In 1921, archaeologists found the remains of a Bronze Age priestess, dubbed the Egtved Girl. Now, a new study reveals that the priestess, who was found in Denmark, likely traveled hundreds of kilometers and was born somewhere in Germany. The Egtved Girl was, according to all clues, an extraordinary person. She only lived to be 16-18. She was slim, 160 cm tall
Scientists have managed how to create morphine using a kit like the ones used to make beer at home. They used genetically modified yeast to perform the complicated process of turning sugar into morphine, and while they believe this can have huge medical significance, they also express concerns about “homebrewed” drugs.
According to a new study, just like tree rings carry with them hints about previous dry or rainy years, bones in fish carry with them a specific signature which records the chemical composition of the waters they used to live in. Most vertebrates, especially fish, have what is called an ‘otolith’ – a specific bony structure inside the inner ear. The
Graphene – the one atom thick sheet of carbon arranged in a hexagon lattice – is the strongest material known to man, and spider silk is one of the strongest found in nature, second only to limpet teeth. Heck, why not combine the two? Sounds silly, but it surprisingly worked when Nicola Pugno of the University of Trento, Italy sprayed spiders with both graphene particles and carbon nanotubes. The spiders weaved silk infused with the materials, and in some cases the silk was 3.5 times stronger than its natural counterpart. The resulting fiber is tougher than “synthetic polymeric high performance fibers (e.g. Kevlar49) and even the current toughest knotted fibers,” according to the paper published in Materials Science, which obviously entails a lot of real-life applications, industrial or otherwise.
Many beetles have defense mechanisms which involves foul chemicals squirting from their abdomens, but bombardier beetles have taken it to the next level. Researchers from MIT, the University of Arizona, and Brookhaven National Laboratory wanted to see how it works, so they studied the bombardier beetle and figured it out. The research is published in Science.
I know, the title sounds like one of those scams that promise you’ll lose weight – but this is all science all the way. Researchers in Sri Lanka have found a simple way of cooking the rice that not only reduces calories by half, but also provides other health benefits. The key addition is coconut oil.
In a most unexpected find, the same University of Manchester team that isolated graphene for the first time in 2003 found that water flattens into square crystals – a never encountered lattice configuration – when squeezed between two layers of graphene. The square ice qualifies as a new crystalline phase of ice, joining 17 others previously discovered. The finding could potentially improve filtration, distillation and desalination processes.

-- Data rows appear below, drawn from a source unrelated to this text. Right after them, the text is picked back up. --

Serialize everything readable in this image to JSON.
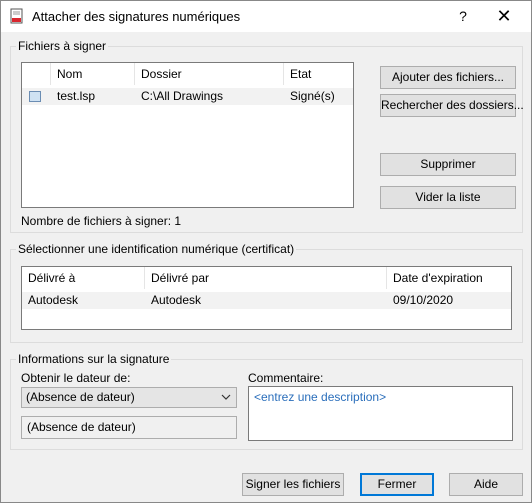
{
  "window": {
    "title": "Attacher des signatures numériques",
    "help_label": "?",
    "close_label": "✕"
  },
  "files_group": {
    "legend": "Fichiers à signer",
    "columns": [
      "Nom",
      "Dossier",
      "Etat"
    ],
    "rows": [
      {
        "name": "test.lsp",
        "folder": "C:\\All Drawings",
        "state": "Signé(s)"
      }
    ],
    "count_text": "Nombre de fichiers à signer: 1",
    "buttons": {
      "add_files": "Ajouter des fichiers...",
      "search_folders": "Rechercher des dossiers...",
      "delete": "Supprimer",
      "clear_list": "Vider la liste"
    }
  },
  "cert_group": {
    "legend": "Sélectionner une identification numérique (certificat)",
    "columns": [
      "Délivré à",
      "Délivré par",
      "Date d'expiration"
    ],
    "rows": [
      {
        "issued_to": "Autodesk",
        "issued_by": "Autodesk",
        "expiry": "09/10/2020"
      }
    ]
  },
  "sig_group": {
    "legend": "Informations sur la signature",
    "timestamp_label": "Obtenir le dateur de:",
    "timestamp_selected": "(Absence de dateur)",
    "timestamp_readonly": "(Absence de dateur)",
    "comment_label": "Commentaire:",
    "comment_placeholder": "<entrez une description>"
  },
  "footer": {
    "sign": "Signer les fichiers",
    "close": "Fermer",
    "help": "Aide"
  }
}
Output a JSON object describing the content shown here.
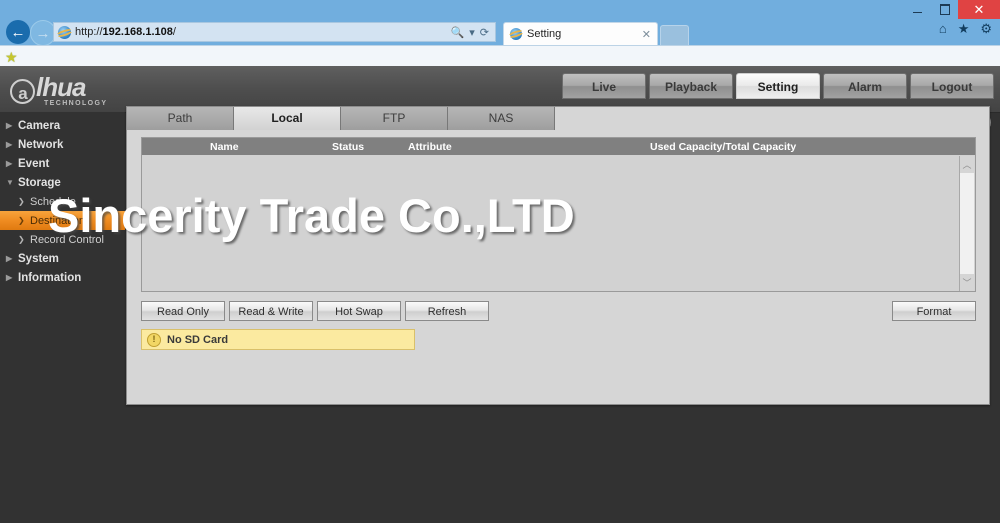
{
  "browser": {
    "url_scheme": "http://",
    "url_host": "192.168.1.108",
    "url_path": "/",
    "search_icon": "search-icon",
    "dropdown_icon": "▾",
    "refresh_icon": "⟳",
    "tab_title": "Setting",
    "tab_close": "✕",
    "minimize": "minimize-icon",
    "maximize": "maximize-icon",
    "close": "✕",
    "command_icons": [
      "home-icon",
      "favorites-star-icon",
      "tools-gear-icon"
    ],
    "command_glyphs": [
      "⌂",
      "★",
      "✿"
    ],
    "favorites_star": "★"
  },
  "device": {
    "logo": {
      "at": "a",
      "text": "lhua",
      "subtitle": "TECHNOLOGY"
    },
    "topnav": [
      {
        "label": "Live",
        "active": false
      },
      {
        "label": "Playback",
        "active": false
      },
      {
        "label": "Setting",
        "active": true
      },
      {
        "label": "Alarm",
        "active": false
      },
      {
        "label": "Logout",
        "active": false
      }
    ],
    "help_label": "?",
    "sidebar": [
      {
        "label": "Camera",
        "level": "top",
        "arrow": "▶",
        "selected": false
      },
      {
        "label": "Network",
        "level": "top",
        "arrow": "▶",
        "selected": false
      },
      {
        "label": "Event",
        "level": "top",
        "arrow": "▶",
        "selected": false
      },
      {
        "label": "Storage",
        "level": "top",
        "arrow": "▼",
        "selected": false
      },
      {
        "label": "Schedule",
        "level": "sub",
        "arrow": "❯",
        "selected": false
      },
      {
        "label": "Destination",
        "level": "sub",
        "arrow": "❯",
        "selected": true
      },
      {
        "label": "Record Control",
        "level": "sub",
        "arrow": "❯",
        "selected": false
      },
      {
        "label": "System",
        "level": "top",
        "arrow": "▶",
        "selected": false
      },
      {
        "label": "Information",
        "level": "top",
        "arrow": "▶",
        "selected": false
      }
    ],
    "tabs": [
      {
        "label": "Path",
        "active": false
      },
      {
        "label": "Local",
        "active": true
      },
      {
        "label": "FTP",
        "active": false
      },
      {
        "label": "NAS",
        "active": false
      }
    ],
    "table": {
      "columns": [
        "Name",
        "Status",
        "Attribute",
        "Used Capacity/Total Capacity"
      ],
      "rows": []
    },
    "scrollbar": {
      "up": "︿",
      "down": "﹀"
    },
    "buttons": [
      {
        "label": "Read Only"
      },
      {
        "label": "Read & Write"
      },
      {
        "label": "Hot Swap"
      },
      {
        "label": "Refresh"
      }
    ],
    "format_button": "Format",
    "warning": {
      "icon": "!",
      "text": "No SD Card"
    }
  },
  "watermark": {
    "text": "Sincerity Trade Co.,LTD"
  },
  "colors": {
    "accent_orange": "#ef8c21",
    "chrome_blue": "#71aede",
    "panel_gray": "#d6d6d6",
    "warn_yellow": "#fbeaa0",
    "close_red": "#e04343"
  }
}
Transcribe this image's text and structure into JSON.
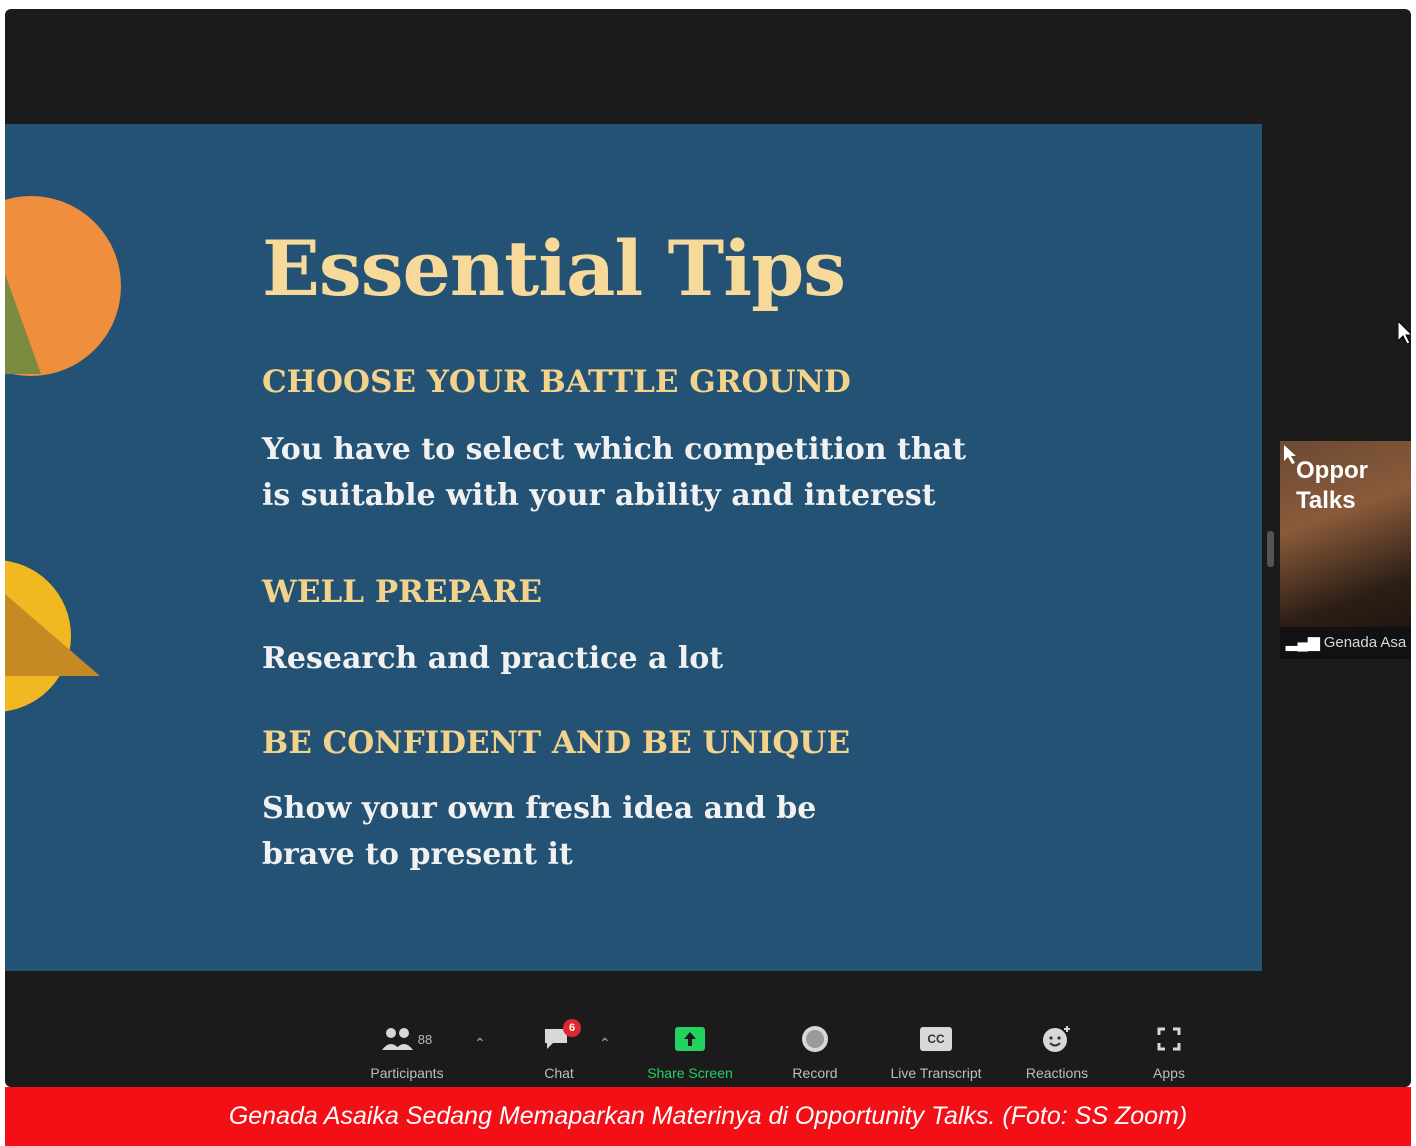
{
  "slide": {
    "title": "Essential Tips",
    "sections": [
      {
        "heading": "CHOOSE YOUR BATTLE GROUND",
        "lines": [
          "You have to select which competition that",
          "is suitable with your ability and interest"
        ]
      },
      {
        "heading": "WELL PREPARE",
        "lines": [
          "Research and practice a lot"
        ]
      },
      {
        "heading": "BE CONFIDENT AND BE UNIQUE",
        "lines": [
          "Show your own fresh idea and be",
          "brave to present it"
        ]
      }
    ]
  },
  "video_thumb": {
    "title_line1": "Oppor",
    "title_line2": "Talks",
    "participant_name": "Genada Asa"
  },
  "toolbar": {
    "participants_label": "Participants",
    "participants_count": "88",
    "chat_label": "Chat",
    "chat_badge": "6",
    "share_label": "Share Screen",
    "record_label": "Record",
    "transcript_label": "Live Transcript",
    "transcript_icon_text": "CC",
    "reactions_label": "Reactions",
    "apps_label": "Apps"
  },
  "caption": "Genada Asaika Sedang Memaparkan Materinya di Opportunity Talks. (Foto: SS Zoom)",
  "colors": {
    "slide_bg": "#235274",
    "title": "#f7d99a",
    "share_green": "#23d160",
    "caption_bg": "#f40e16"
  }
}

At his lab at the University of Illinois at Urbana-Champaign, Dr. Martin Burke laid the foundation for what he simply calls “The Machine” – an automated small molecule synthesizer that’s set to change the way chemists assemble chemicals forever. It’s like a 3D printer, only for molecules. Starting with some basic chemicals, which Burke and colleagues separate into blocks, the machine assembles all sorts of molecules in a modular fashion, like pinning Lego bricks. Hours and hours of toiling in the lab might now be dedicated to more important business, and molecules yet to be synthesized can now be attempted. These small molecules hold tremendous potential in medicine, but technology is also sure to exploit the machine – anything from LEDs to solar cells.
Belgian scientists have revealed a refined explanation for the chemical process that’s currently degrading Vincent van Gogh’s famous paintings, which are losing their bright red. Like other old paintings, van Gogh’s works are losing their saturated hue because of the interaction between red led and light. Using sophisticated X-ray crystallographic methods, the researchers identified a key carbon mineral called plumbonacrite in one of his paintings, which explains the process even better.
Scientists in Finland have been keeping themselves busy testing two different beers… for science, of course. These are not just your average beers though – they’re almost two centuries old, recovered by divers exploring a 1840s shipwreck in the Baltic Sea back in 2010.